[Dataset entries]

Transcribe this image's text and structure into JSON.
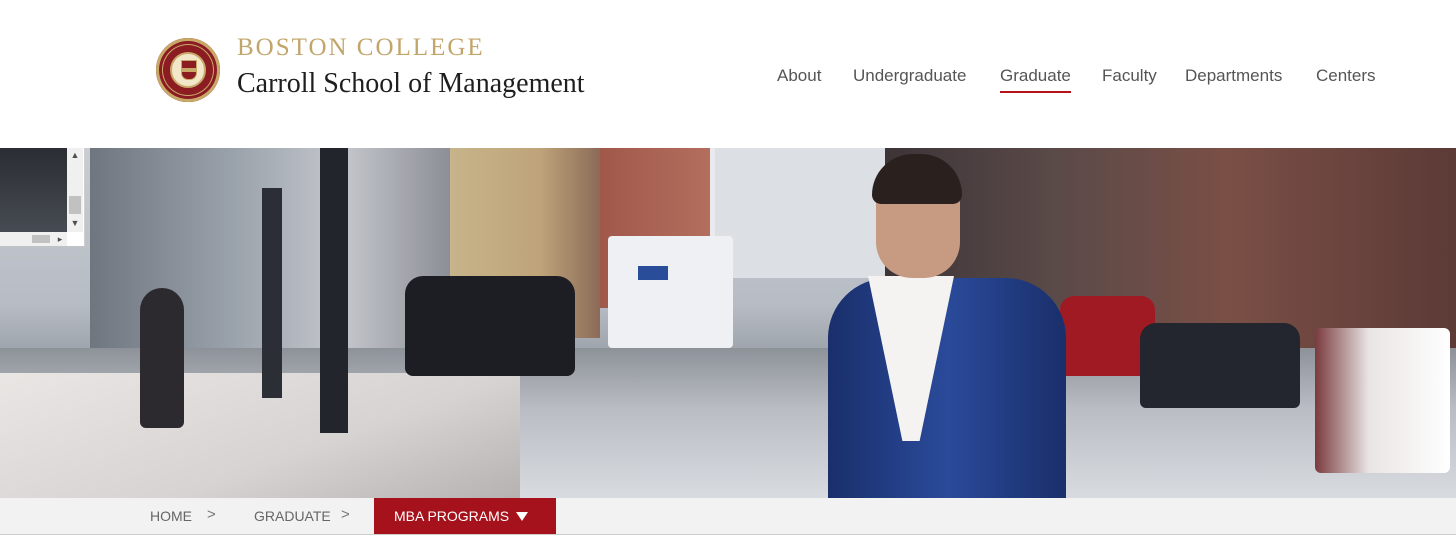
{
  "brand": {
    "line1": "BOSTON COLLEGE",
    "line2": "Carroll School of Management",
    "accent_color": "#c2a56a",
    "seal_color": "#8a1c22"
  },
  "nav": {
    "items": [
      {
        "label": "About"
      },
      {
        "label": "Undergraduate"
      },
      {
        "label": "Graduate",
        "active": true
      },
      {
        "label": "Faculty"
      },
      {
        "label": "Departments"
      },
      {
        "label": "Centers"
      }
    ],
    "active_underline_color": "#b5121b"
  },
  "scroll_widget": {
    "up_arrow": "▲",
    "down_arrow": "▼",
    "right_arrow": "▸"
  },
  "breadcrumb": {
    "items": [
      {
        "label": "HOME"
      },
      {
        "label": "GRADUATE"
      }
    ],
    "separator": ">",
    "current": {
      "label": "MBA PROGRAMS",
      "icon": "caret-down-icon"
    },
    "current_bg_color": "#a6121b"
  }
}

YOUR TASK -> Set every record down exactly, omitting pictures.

YOUR SOLUTION ->
Transcribe this image's text and structure into JSON.
{
  "brand": {
    "line1": "BOSTON COLLEGE",
    "line2": "Carroll School of Management",
    "accent_color": "#c2a56a",
    "seal_color": "#8a1c22"
  },
  "nav": {
    "items": [
      {
        "label": "About"
      },
      {
        "label": "Undergraduate"
      },
      {
        "label": "Graduate",
        "active": true
      },
      {
        "label": "Faculty"
      },
      {
        "label": "Departments"
      },
      {
        "label": "Centers"
      }
    ],
    "active_underline_color": "#b5121b"
  },
  "scroll_widget": {
    "up_arrow": "▲",
    "down_arrow": "▼",
    "right_arrow": "▸"
  },
  "breadcrumb": {
    "items": [
      {
        "label": "HOME"
      },
      {
        "label": "GRADUATE"
      }
    ],
    "separator": ">",
    "current": {
      "label": "MBA PROGRAMS",
      "icon": "caret-down-icon"
    },
    "current_bg_color": "#a6121b"
  }
}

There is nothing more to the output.